Telecom turnaround artist John Scanlon is back, this time as the CEO of 365 Data Centers, which re-launched today with a new corporate identiy and a focus on the opportunity in providing data center services to small to medium-sized businesses (SMBs).
365 Data Centers, previously known as 365 Main, is a private-equity owned company that operates 17 U.S. data centers in medium-sized metro areas such as Indianapolis, St. Louis, and Nashville. Its signature is a flexible pricing models that lets customers pay for data-center and cloud services as they grow, with no long-term contracts.
Today 365 Data Centers also introduced 365 Quick Start, a colocation services bundle aimed at improving the data center experience and the channel. Customers can buy it online and don’t have to sign a long-term contract.
Scanlon, a veteran telecom executive who turned around metro fiber Yipes and sold it to India’s Reliance Communications for $300M in 2007, took over 365 Data Centers in January. He says that most big data-center operations operate mostly as real-estate landlords who want to lock clients into big, long-term contracts, which is not friendly to most businesses.
“The long-term lease agreements are arduous,” says Scanlon. “When you think about the obligation of a customer that’s growing to make a 3-5 year decision on a commitment, it doesn’t fit with their growth plans.”
Scanlon says the big data centers have also been pushed by their investors into the REIT (Real Estate Investment Trust) model, which doesn’t meld well with the technology goals of many growing companies. He wants the data-center company pursuing a more flexible, technology driven model.
“Think of us as more as a hotel than a rental apartment. Switching costs are so high. We are trying to bring the data center services into line with telecom and software industry.”

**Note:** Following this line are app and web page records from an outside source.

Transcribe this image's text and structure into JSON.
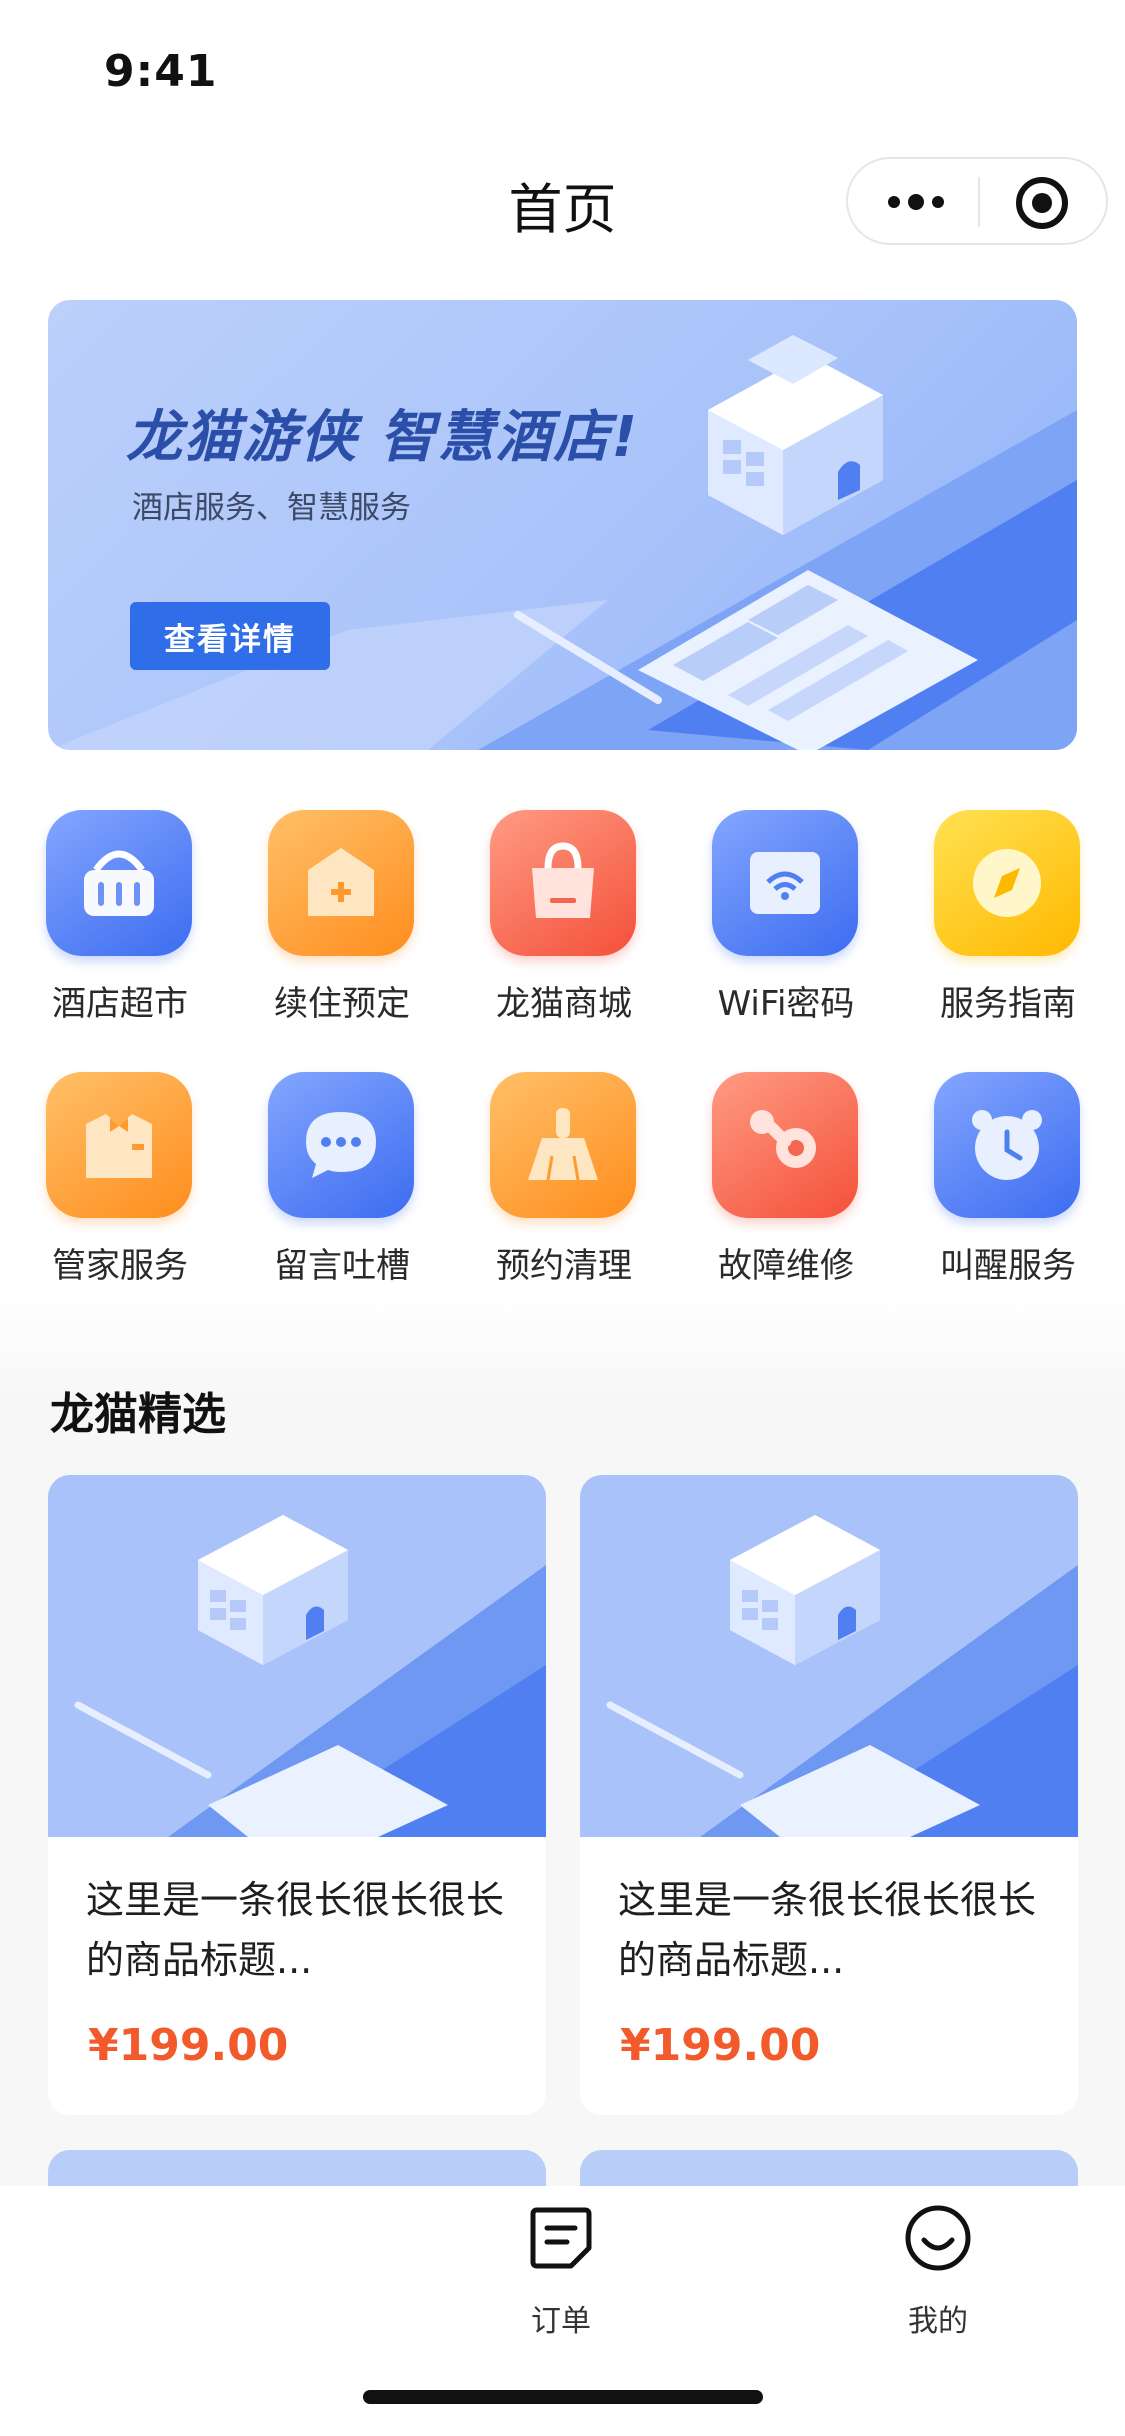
{
  "status_bar": {
    "time": "9:41"
  },
  "nav": {
    "title": "首页",
    "more_icon": "more-dots-icon",
    "target_icon": "target-icon"
  },
  "banner": {
    "title": "龙猫游侠 智慧酒店!",
    "subtitle": "酒店服务、智慧服务",
    "button_label": "查看详情"
  },
  "grid": [
    {
      "label": "酒店超市",
      "icon": "basket-icon",
      "color": "blue"
    },
    {
      "label": "续住预定",
      "icon": "house-icon",
      "color": "orange"
    },
    {
      "label": "龙猫商城",
      "icon": "shopping-bag-icon",
      "color": "red"
    },
    {
      "label": "WiFi密码",
      "icon": "wifi-icon",
      "color": "blue"
    },
    {
      "label": "服务指南",
      "icon": "compass-icon",
      "color": "yellow"
    },
    {
      "label": "管家服务",
      "icon": "butler-shirt-icon",
      "color": "orange"
    },
    {
      "label": "留言吐槽",
      "icon": "chat-bubble-icon",
      "color": "blue"
    },
    {
      "label": "预约清理",
      "icon": "broom-icon",
      "color": "orange"
    },
    {
      "label": "故障维修",
      "icon": "wrench-gear-icon",
      "color": "red"
    },
    {
      "label": "叫醒服务",
      "icon": "alarm-clock-icon",
      "color": "blue"
    }
  ],
  "section": {
    "title": "龙猫精选"
  },
  "products": [
    {
      "title": "这里是一条很长很长很长的商品标题...",
      "price": "¥199.00"
    },
    {
      "title": "这里是一条很长很长很长的商品标题...",
      "price": "¥199.00"
    }
  ],
  "tabbar": [
    {
      "label": "订单",
      "icon": "order-icon"
    },
    {
      "label": "我的",
      "icon": "smile-profile-icon"
    }
  ],
  "colors": {
    "accent": "#2f6ee8",
    "price": "#f25a2c",
    "banner_bg": "#a9c3fa"
  }
}
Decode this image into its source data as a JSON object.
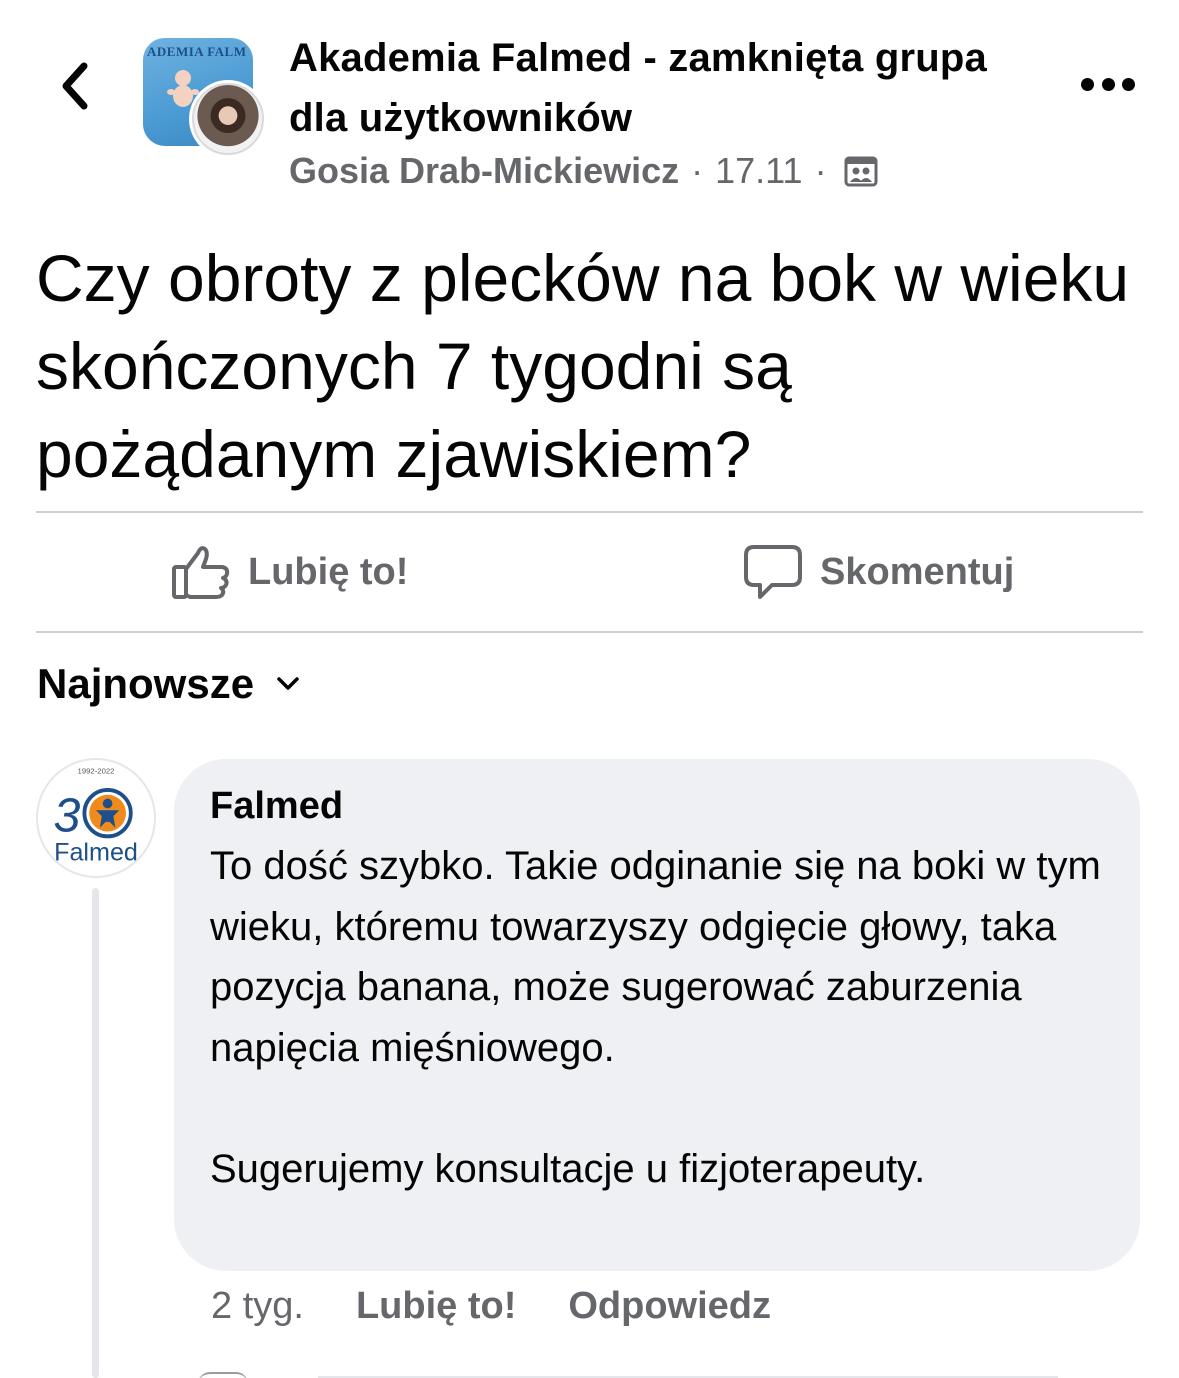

Backed by Housatonic Partners and Crosslink Capital, 365 Data Centers has about $50M in revenue and is now cash-flow positive. The company bought 17 data centers from Equinix in 2012. Scanlon says if the company can execute on its model, which is to pursue media-sized urban areas that may not be saturated with the big data-center competition, there is accesss to “unlimited capital” for expansion.